What the task requires: Once you find a line containing the word "badge" in the entries below, copy it.

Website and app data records
·····
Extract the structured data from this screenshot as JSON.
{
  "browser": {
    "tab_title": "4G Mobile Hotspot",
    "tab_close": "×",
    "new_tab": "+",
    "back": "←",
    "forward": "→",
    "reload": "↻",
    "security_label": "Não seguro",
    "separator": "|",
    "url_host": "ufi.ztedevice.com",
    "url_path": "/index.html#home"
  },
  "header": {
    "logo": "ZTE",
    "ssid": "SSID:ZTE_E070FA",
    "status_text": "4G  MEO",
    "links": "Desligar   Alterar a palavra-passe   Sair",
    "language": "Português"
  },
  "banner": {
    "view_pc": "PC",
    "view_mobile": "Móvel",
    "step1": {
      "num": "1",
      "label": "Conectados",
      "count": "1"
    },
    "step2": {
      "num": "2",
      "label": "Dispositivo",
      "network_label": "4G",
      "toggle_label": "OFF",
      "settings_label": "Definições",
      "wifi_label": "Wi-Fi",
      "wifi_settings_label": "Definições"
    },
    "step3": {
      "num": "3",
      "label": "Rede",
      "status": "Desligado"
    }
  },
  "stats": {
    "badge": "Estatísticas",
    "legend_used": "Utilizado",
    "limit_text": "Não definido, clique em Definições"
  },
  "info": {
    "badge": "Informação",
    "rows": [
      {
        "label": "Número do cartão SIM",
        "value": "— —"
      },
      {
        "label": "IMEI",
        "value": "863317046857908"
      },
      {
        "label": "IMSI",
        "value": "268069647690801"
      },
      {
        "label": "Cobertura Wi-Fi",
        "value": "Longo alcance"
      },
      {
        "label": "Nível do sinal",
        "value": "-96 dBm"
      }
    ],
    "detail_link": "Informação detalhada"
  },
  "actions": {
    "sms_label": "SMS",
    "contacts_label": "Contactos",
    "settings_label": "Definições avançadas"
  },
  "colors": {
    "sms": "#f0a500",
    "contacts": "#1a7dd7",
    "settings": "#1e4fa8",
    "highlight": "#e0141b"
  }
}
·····
Result of the exercise:
    "badge": "Estatísticas",
    "badge": "Informação",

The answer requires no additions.